Galapagos gets Google – and you get to view before you visit!
Using camera-laden backpacks they were able to capture much of the scenery and even some of the incredible wildlife that calls the islands home. In some cases, these were the very same species that Charles Darwin saw on his voyagers here 178 years ago.
In short, what the team was able to do is to create a Google Streetview of the Galapagos Islands. Not only that, they were also able to swim in the waters around the islands with special underwater cameras, climb the huge volcanoes and capture it all with stunning high-resolution 360-degree cameras!
The underwater mapping experiment was particularly important to the project as Richard Vevers of Catlin Seaview Survey pointed out, saying: ‘Galapagos is one of those places, if you were to take anyone underwater this is the location in the world that you’d take someone. So it’s very, very important that we reveal this well’.
As you can tell by some of the stunning images they have of sea lions playing in the water, they were really able to make a success of the project.
On the land, viewers can also get a taste of the magnificent Galapagos Islands wildlife. The teams photographed marine iguanas, blue-footed boobies, and frigatebirds. And just like any other Google Streetview map, you can zoom in and out around the images.
You can view the results for yourself by going on Google maps, locating the Galapagos and selecting the Streetview option. This incredible project lets you experience the Galapagos from the comfort of your armchair.

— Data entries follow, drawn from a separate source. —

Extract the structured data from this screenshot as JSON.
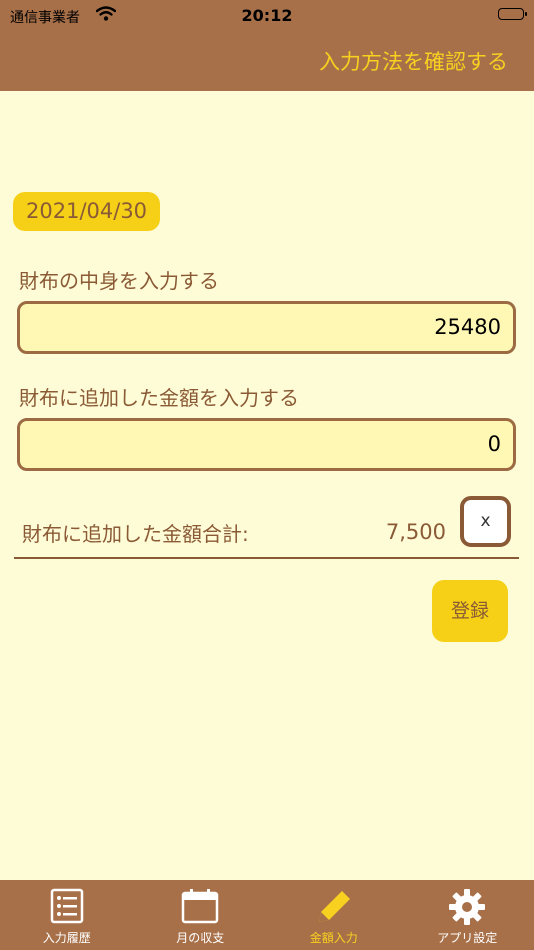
{
  "status_bar": {
    "carrier": "通信事業者",
    "time": "20:12"
  },
  "header": {
    "howto_link": "入力方法を確認する"
  },
  "date": "2021/04/30",
  "wallet": {
    "label": "財布の中身を入力する",
    "value": "25480"
  },
  "added": {
    "label": "財布に追加した金額を入力する",
    "value": "0"
  },
  "total": {
    "label": "財布に追加した金額合計:",
    "value": "7,500",
    "clear_label": "x"
  },
  "register_label": "登録",
  "tabs": [
    {
      "label": "入力履歴",
      "icon": "list-icon",
      "active": false
    },
    {
      "label": "月の収支",
      "icon": "calendar-icon",
      "active": false
    },
    {
      "label": "金額入力",
      "icon": "pencil-icon",
      "active": true
    },
    {
      "label": "アプリ設定",
      "icon": "gear-icon",
      "active": false
    }
  ],
  "colors": {
    "header_bg": "#A87049",
    "background": "#FEFCD6",
    "accent_yellow": "#F5D016",
    "text_brown": "#8A5A36",
    "field_bg": "#FEF8B4"
  }
}
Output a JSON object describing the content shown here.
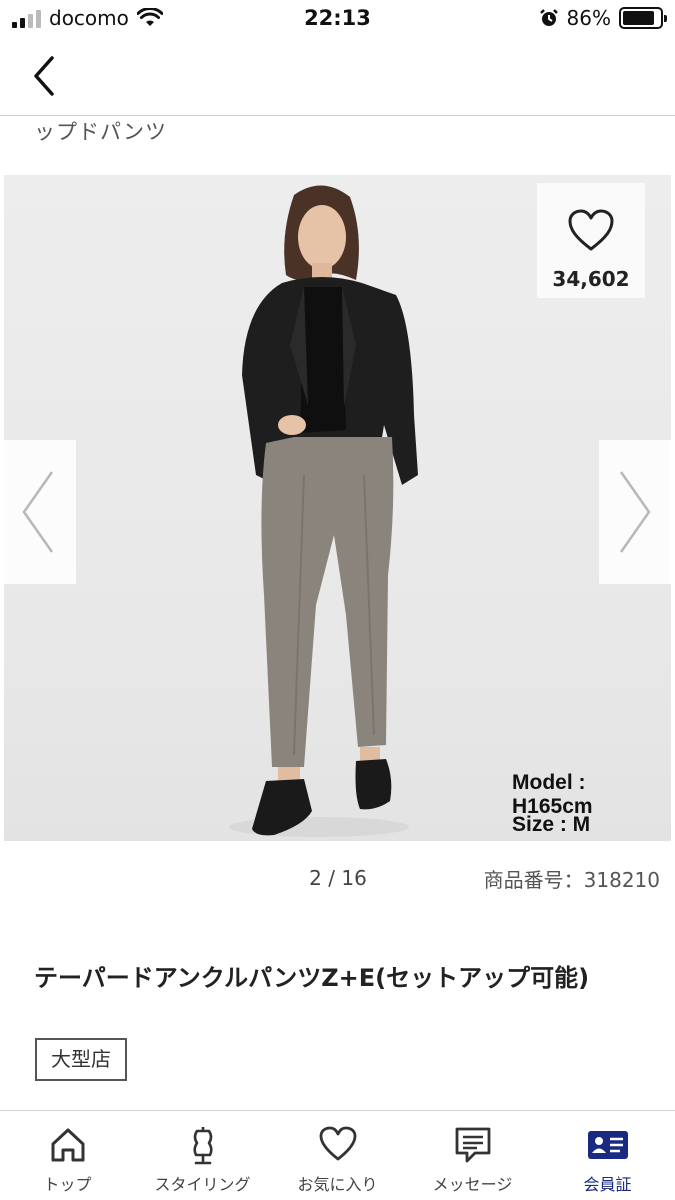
{
  "status_bar": {
    "carrier": "docomo",
    "time": "22:13",
    "battery": "86%",
    "battery_level": 0.86,
    "signal_bars": 2,
    "signal_total": 4
  },
  "breadcrumb": "ップドパンツ",
  "favorite": {
    "icon": "heart-icon",
    "count": "34,602"
  },
  "model_info": {
    "model": "Model : H165cm",
    "size": "Size : M"
  },
  "pager": {
    "indicator": "2 / 16"
  },
  "product": {
    "number": "商品番号：318210",
    "name": "テーパードアンクルパンツZ+E(セットアップ可能)",
    "tag": "大型店"
  },
  "tab_bar": {
    "items": [
      {
        "label": "トップ",
        "icon": "home-icon"
      },
      {
        "label": "スタイリング",
        "icon": "mannequin-icon"
      },
      {
        "label": "お気に入り",
        "icon": "heart-icon"
      },
      {
        "label": "メッセージ",
        "icon": "message-icon"
      },
      {
        "label": "会員証",
        "icon": "member-card-icon"
      }
    ],
    "active_color": "#1a2a80"
  }
}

In a way, this is a great thing and a truly worthwhile project. However, it is no substitute for visiting the islands yourself. While the team captured some amazing images, there is nothing that compares to being on a real Galapagos cruise, taking in the incredible scenery and glimpsing some of the wildlife that Darwin himself saw all those years ago.
Take a look at our Google Galapagos map. We really hope it inspires you to come and explore these magnificent islands in the flesh.